[Action item] The goal here is an exact copy of the entries below, without their pictures.

[Opening Source data section]

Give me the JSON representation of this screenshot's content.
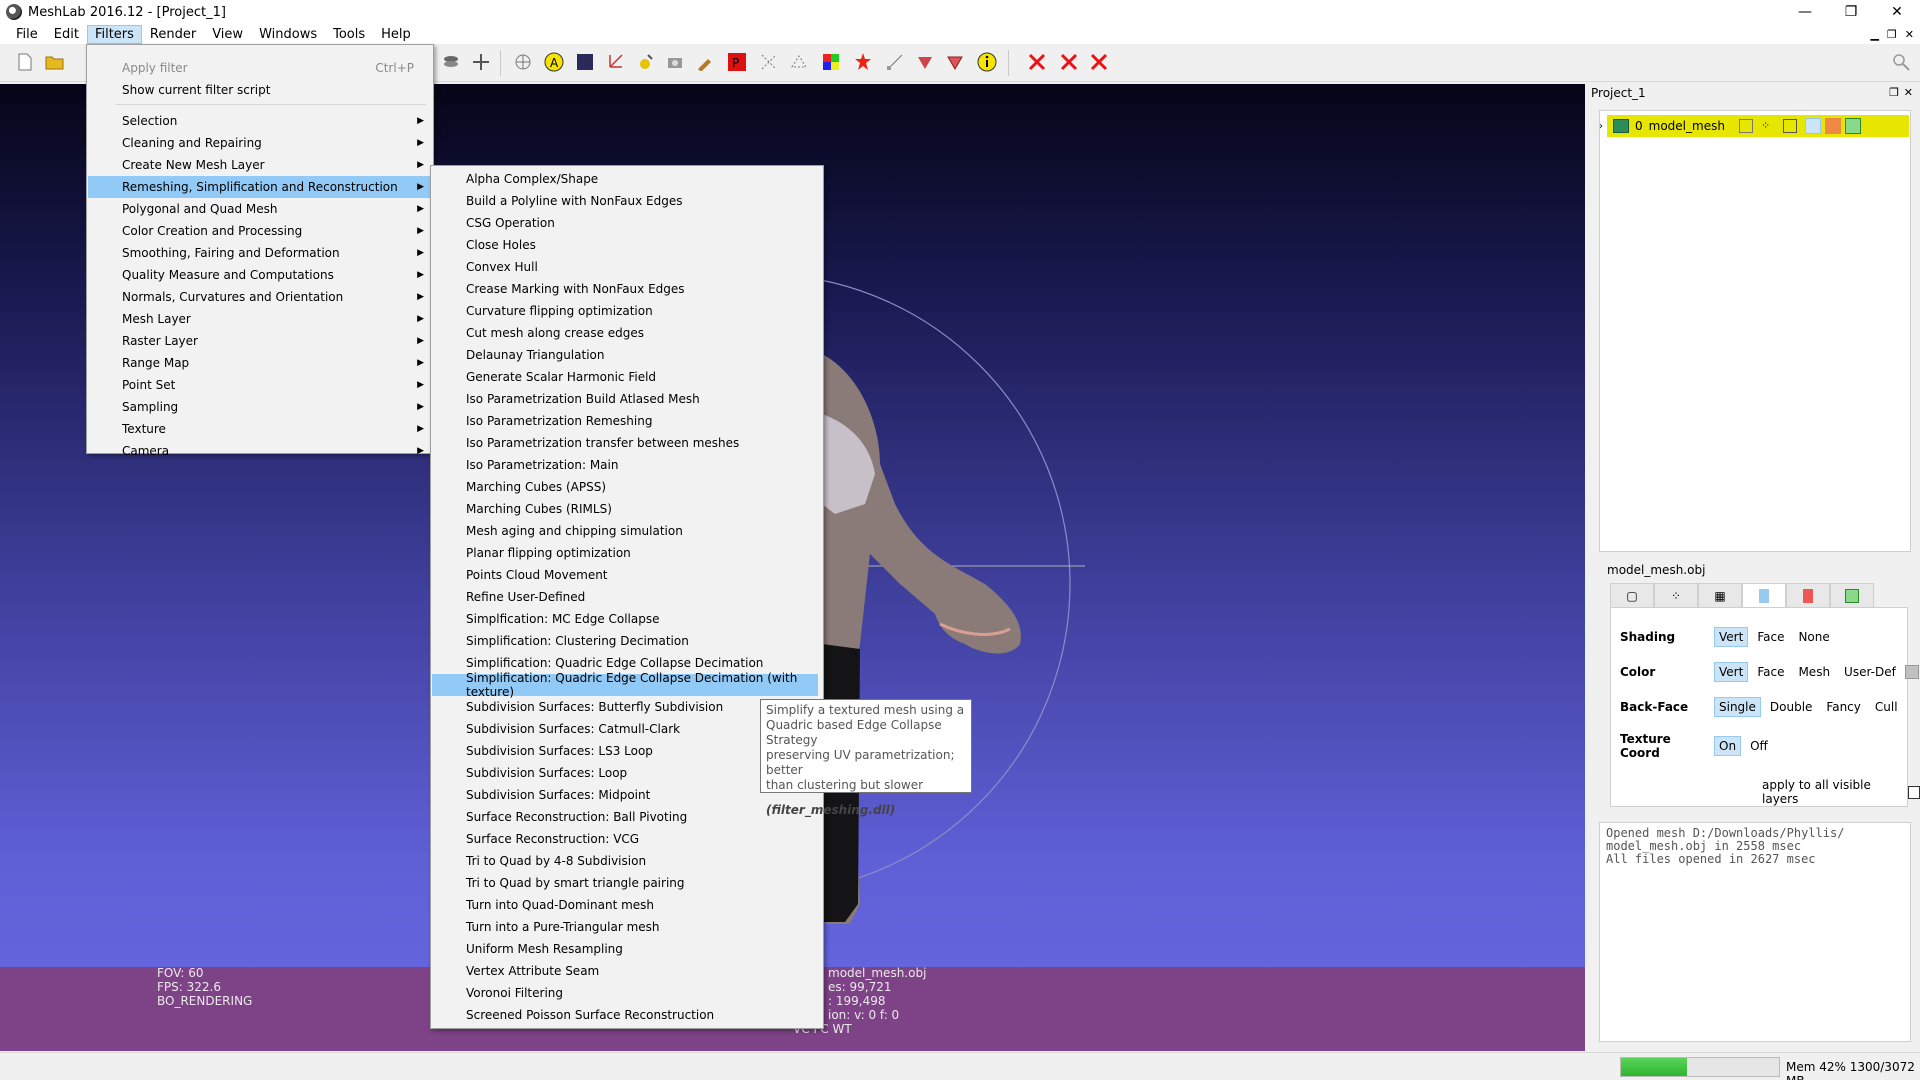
{
  "window": {
    "title": "MeshLab 2016.12 - [Project_1]",
    "minimize": "—",
    "maximize": "❐",
    "close": "✕"
  },
  "menubar": {
    "items": [
      "File",
      "Edit",
      "Filters",
      "Render",
      "View",
      "Windows",
      "Tools",
      "Help"
    ],
    "active": "Filters"
  },
  "filters_menu": {
    "items": [
      {
        "label": "Apply filter",
        "shortcut": "Ctrl+P",
        "disabled": true
      },
      {
        "label": "Show current filter script"
      },
      {
        "label": "Selection"
      },
      {
        "label": "Cleaning and Repairing"
      },
      {
        "label": "Create New Mesh Layer"
      },
      {
        "label": "Remeshing, Simplification and Reconstruction"
      },
      {
        "label": "Polygonal and Quad Mesh"
      },
      {
        "label": "Color Creation and Processing"
      },
      {
        "label": "Smoothing, Fairing and Deformation"
      },
      {
        "label": "Quality Measure and Computations"
      },
      {
        "label": "Normals, Curvatures and Orientation"
      },
      {
        "label": "Mesh Layer"
      },
      {
        "label": "Raster Layer"
      },
      {
        "label": "Range Map"
      },
      {
        "label": "Point Set"
      },
      {
        "label": "Sampling"
      },
      {
        "label": "Texture"
      },
      {
        "label": "Camera"
      }
    ]
  },
  "remesh_submenu": {
    "items": [
      "Alpha Complex/Shape",
      "Build a Polyline with NonFaux Edges",
      "CSG Operation",
      "Close Holes",
      "Convex Hull",
      "Crease Marking with NonFaux Edges",
      "Curvature flipping optimization",
      "Cut mesh along crease edges",
      "Delaunay Triangulation",
      "Generate Scalar Harmonic Field",
      "Iso Parametrization Build Atlased Mesh",
      "Iso Parametrization Remeshing",
      "Iso Parametrization transfer between meshes",
      "Iso Parametrization: Main",
      "Marching Cubes (APSS)",
      "Marching Cubes (RIMLS)",
      "Mesh aging and chipping simulation",
      "Planar flipping optimization",
      "Points Cloud Movement",
      "Refine User-Defined",
      "Simplfication: MC Edge Collapse",
      "Simplification: Clustering Decimation",
      "Simplification: Quadric Edge Collapse Decimation",
      "Simplification: Quadric Edge Collapse Decimation (with texture)",
      "Subdivision Surfaces: Butterfly Subdivision",
      "Subdivision Surfaces: Catmull-Clark",
      "Subdivision Surfaces: LS3 Loop",
      "Subdivision Surfaces: Loop",
      "Subdivision Surfaces: Midpoint",
      "Surface Reconstruction: Ball Pivoting",
      "Surface Reconstruction: VCG",
      "Tri to Quad by 4-8 Subdivision",
      "Tri to Quad by smart triangle pairing",
      "Turn into Quad-Dominant mesh",
      "Turn into a Pure-Triangular mesh",
      "Uniform Mesh Resampling",
      "Vertex Attribute Seam",
      "Voronoi Filtering",
      "Screened Poisson Surface Reconstruction"
    ],
    "highlighted_index": 23
  },
  "tooltip": {
    "lines": [
      "Simplify a textured mesh using a",
      "Quadric based Edge Collapse Strategy",
      "preserving UV parametrization; better",
      "than clustering but slower"
    ],
    "source": "(filter_meshing.dll)"
  },
  "viewport_info": {
    "fov": "FOV: 60",
    "fps": "FPS:   322.6",
    "rendering": "BO_RENDERING",
    "mesh_name": "model_mesh.obj",
    "vertices": "es: 99,721",
    "faces": ": 199,498",
    "selection": "ion: v: 0 f: 0",
    "vc": "VC FC WT"
  },
  "project_panel": {
    "title": "Project_1",
    "layer": {
      "index": "0",
      "name": "model_mesh"
    },
    "mesh_file": "model_mesh.obj"
  },
  "render_props": {
    "shading": {
      "label": "Shading",
      "options": [
        "Vert",
        "Face",
        "None"
      ],
      "active": "Vert"
    },
    "color": {
      "label": "Color",
      "options": [
        "Vert",
        "Face",
        "Mesh",
        "User-Def"
      ],
      "active": "Vert"
    },
    "backface": {
      "label": "Back-Face",
      "options": [
        "Single",
        "Double",
        "Fancy",
        "Cull"
      ],
      "active": "Single"
    },
    "texcoord": {
      "label": "Texture Coord",
      "options": [
        "On",
        "Off"
      ],
      "active": "On"
    },
    "apply_all": "apply to all visible layers"
  },
  "log": {
    "text": "Opened mesh D:/Downloads/Phyllis/\nmodel_mesh.obj in 2558 msec\nAll files opened in 2627 msec"
  },
  "status": {
    "mem_text": "Mem 42% 1300/3072 MB",
    "mem_fraction": 0.42
  }
}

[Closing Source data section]

[Task result]
Give me the JSON representation of this screenshot's content.
{
  "window": {
    "title": "MeshLab 2016.12 - [Project_1]",
    "minimize": "—",
    "maximize": "❐",
    "close": "✕"
  },
  "menubar": {
    "items": [
      "File",
      "Edit",
      "Filters",
      "Render",
      "View",
      "Windows",
      "Tools",
      "Help"
    ],
    "active": "Filters"
  },
  "filters_menu": {
    "items": [
      {
        "label": "Apply filter",
        "shortcut": "Ctrl+P",
        "disabled": true
      },
      {
        "label": "Show current filter script"
      },
      {
        "label": "Selection"
      },
      {
        "label": "Cleaning and Repairing"
      },
      {
        "label": "Create New Mesh Layer"
      },
      {
        "label": "Remeshing, Simplification and Reconstruction"
      },
      {
        "label": "Polygonal and Quad Mesh"
      },
      {
        "label": "Color Creation and Processing"
      },
      {
        "label": "Smoothing, Fairing and Deformation"
      },
      {
        "label": "Quality Measure and Computations"
      },
      {
        "label": "Normals, Curvatures and Orientation"
      },
      {
        "label": "Mesh Layer"
      },
      {
        "label": "Raster Layer"
      },
      {
        "label": "Range Map"
      },
      {
        "label": "Point Set"
      },
      {
        "label": "Sampling"
      },
      {
        "label": "Texture"
      },
      {
        "label": "Camera"
      }
    ]
  },
  "remesh_submenu": {
    "items": [
      "Alpha Complex/Shape",
      "Build a Polyline with NonFaux Edges",
      "CSG Operation",
      "Close Holes",
      "Convex Hull",
      "Crease Marking with NonFaux Edges",
      "Curvature flipping optimization",
      "Cut mesh along crease edges",
      "Delaunay Triangulation",
      "Generate Scalar Harmonic Field",
      "Iso Parametrization Build Atlased Mesh",
      "Iso Parametrization Remeshing",
      "Iso Parametrization transfer between meshes",
      "Iso Parametrization: Main",
      "Marching Cubes (APSS)",
      "Marching Cubes (RIMLS)",
      "Mesh aging and chipping simulation",
      "Planar flipping optimization",
      "Points Cloud Movement",
      "Refine User-Defined",
      "Simplfication: MC Edge Collapse",
      "Simplification: Clustering Decimation",
      "Simplification: Quadric Edge Collapse Decimation",
      "Simplification: Quadric Edge Collapse Decimation (with texture)",
      "Subdivision Surfaces: Butterfly Subdivision",
      "Subdivision Surfaces: Catmull-Clark",
      "Subdivision Surfaces: LS3 Loop",
      "Subdivision Surfaces: Loop",
      "Subdivision Surfaces: Midpoint",
      "Surface Reconstruction: Ball Pivoting",
      "Surface Reconstruction: VCG",
      "Tri to Quad by 4-8 Subdivision",
      "Tri to Quad by smart triangle pairing",
      "Turn into Quad-Dominant mesh",
      "Turn into a Pure-Triangular mesh",
      "Uniform Mesh Resampling",
      "Vertex Attribute Seam",
      "Voronoi Filtering",
      "Screened Poisson Surface Reconstruction"
    ],
    "highlighted_index": 23
  },
  "tooltip": {
    "lines": [
      "Simplify a textured mesh using a",
      "Quadric based Edge Collapse Strategy",
      "preserving UV parametrization; better",
      "than clustering but slower"
    ],
    "source": "(filter_meshing.dll)"
  },
  "viewport_info": {
    "fov": "FOV: 60",
    "fps": "FPS:   322.6",
    "rendering": "BO_RENDERING",
    "mesh_name": "model_mesh.obj",
    "vertices": "es: 99,721",
    "faces": ": 199,498",
    "selection": "ion: v: 0 f: 0",
    "vc": "VC FC WT"
  },
  "project_panel": {
    "title": "Project_1",
    "layer": {
      "index": "0",
      "name": "model_mesh"
    },
    "mesh_file": "model_mesh.obj"
  },
  "render_props": {
    "shading": {
      "label": "Shading",
      "options": [
        "Vert",
        "Face",
        "None"
      ],
      "active": "Vert"
    },
    "color": {
      "label": "Color",
      "options": [
        "Vert",
        "Face",
        "Mesh",
        "User-Def"
      ],
      "active": "Vert"
    },
    "backface": {
      "label": "Back-Face",
      "options": [
        "Single",
        "Double",
        "Fancy",
        "Cull"
      ],
      "active": "Single"
    },
    "texcoord": {
      "label": "Texture Coord",
      "options": [
        "On",
        "Off"
      ],
      "active": "On"
    },
    "apply_all": "apply to all visible layers"
  },
  "log": {
    "text": "Opened mesh D:/Downloads/Phyllis/\nmodel_mesh.obj in 2558 msec\nAll files opened in 2627 msec"
  },
  "status": {
    "mem_text": "Mem 42% 1300/3072 MB",
    "mem_fraction": 0.42
  }
}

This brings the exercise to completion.